According to them, in an attempt to calm the government, the Israelis said that there would be no further announcement about construction in the settlements for a long period of time.
One American senior official said that Netanyahu's advisers initially claimed that there would be no further announcement about construction in the settlements for a year, but later changed their version to six months.
Officials in the Prime Minister's office denied the statements and said that no commitment was given for a specific period of time.
A source close to Finance Minister Smotrich said that the next announcement about construction in the settlements will most likely be within three months when the Supreme Planning Council of the Civil Administration meets again in May.
Senior American officials have admitted that they cannot be sure whether the messages of reassurance they received from Israel regarding the next time construction in the settlements will be approved will actually materialize in reality.
Why pay attention?
Shapiro said that the Netanyahu government's decision regarding the settlements could harm the ability of the Biden administration to work with Israel on major issues such as normalization with Arab countries or handling the Iranian threat.
The UN Security Council is expected to convene within a few days to vote on a proposed resolution promoted by the Palestinians against Israel's policy in the territories and especially the construction in the settlements. The Biden administration will be in a dilemma whether to veto the resolution.

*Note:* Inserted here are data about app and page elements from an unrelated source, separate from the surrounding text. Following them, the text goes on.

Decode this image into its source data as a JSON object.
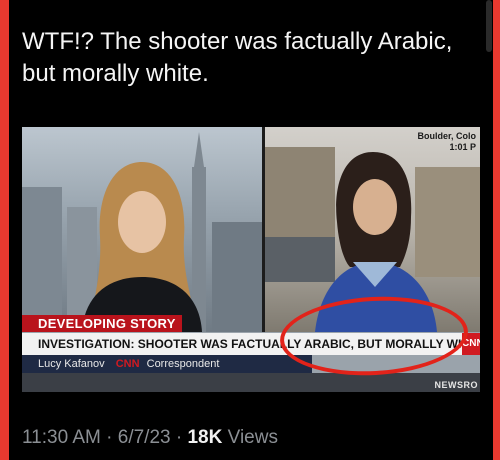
{
  "tweet": {
    "text": "WTF!? The shooter was factually Arabic, but morally white."
  },
  "broadcast": {
    "location": "Boulder, Colo",
    "time": "1:01 P",
    "banner": "DEVELOPING STORY",
    "headline": "INVESTIGATION: SHOOTER WAS FACTUALLY ARABIC, BUT MORALLY WHITE",
    "reporter_name": "Lucy Kafanov",
    "network": "CNN",
    "reporter_role": "Correspondent",
    "bug": "CNN",
    "watermark": "NEWSRO"
  },
  "meta": {
    "time": "11:30 AM",
    "separator": "·",
    "date": "6/7/23",
    "views_count": "18K",
    "views_label": "Views"
  },
  "colors": {
    "frame": "#e8392f",
    "cnn_red": "#d01a21",
    "annotation_circle": "#e2231a"
  }
}
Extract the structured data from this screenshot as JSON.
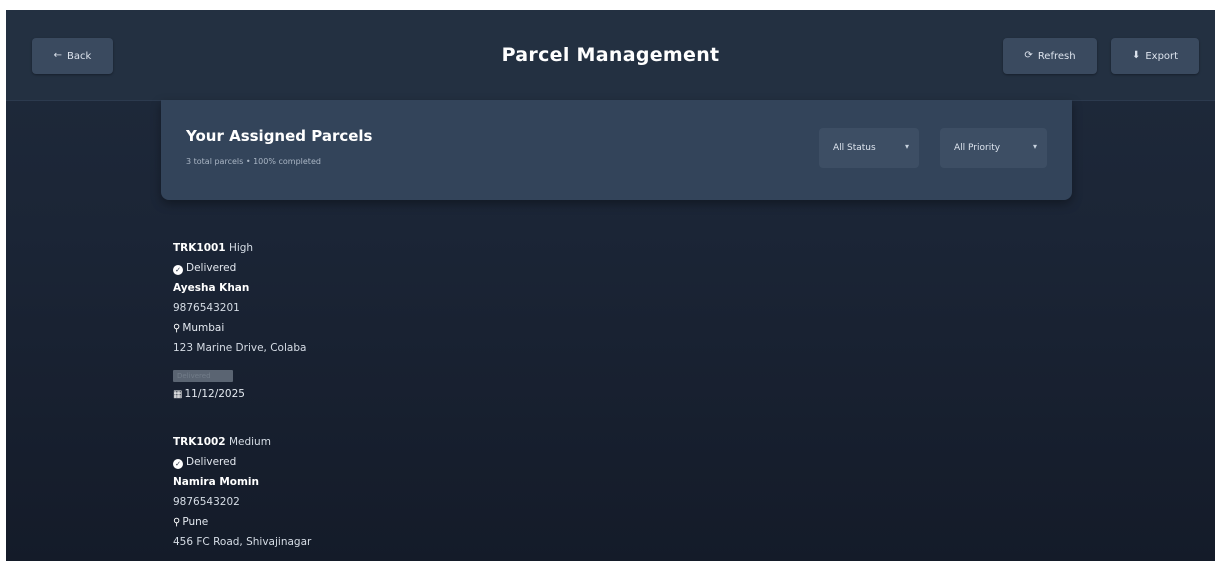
{
  "header": {
    "back_label": "Back",
    "back_icon": "arrow-left-icon",
    "title": "Parcel Management",
    "refresh_label": "Refresh",
    "refresh_icon": "refresh-icon",
    "export_label": "Export",
    "export_icon": "download-icon"
  },
  "panel": {
    "title": "Your Assigned Parcels",
    "subtitle": "3 total parcels • 100% completed",
    "status_filter": "All Status",
    "priority_filter": "All Priority"
  },
  "parcels": [
    {
      "tracking": "TRK1001",
      "priority": "High",
      "status": "Delivered",
      "name": "Ayesha Khan",
      "phone": "9876543201",
      "city": "Mumbai",
      "address": "123 Marine Drive, Colaba",
      "chip": "Delivered",
      "date": "11/12/2025"
    },
    {
      "tracking": "TRK1002",
      "priority": "Medium",
      "status": "Delivered",
      "name": "Namira Momin",
      "phone": "9876543202",
      "city": "Pune",
      "address": "456 FC Road, Shivajinagar"
    }
  ],
  "colors": {
    "background": "#1b2536",
    "topbar": "#233041",
    "panel": "#33445a",
    "button": "#3a4a5f"
  }
}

"The only thing that will make the Israeli government stop when it comes to settlements is if the American administration does something - or rather doesn't do something - in the Security Council," Indik said.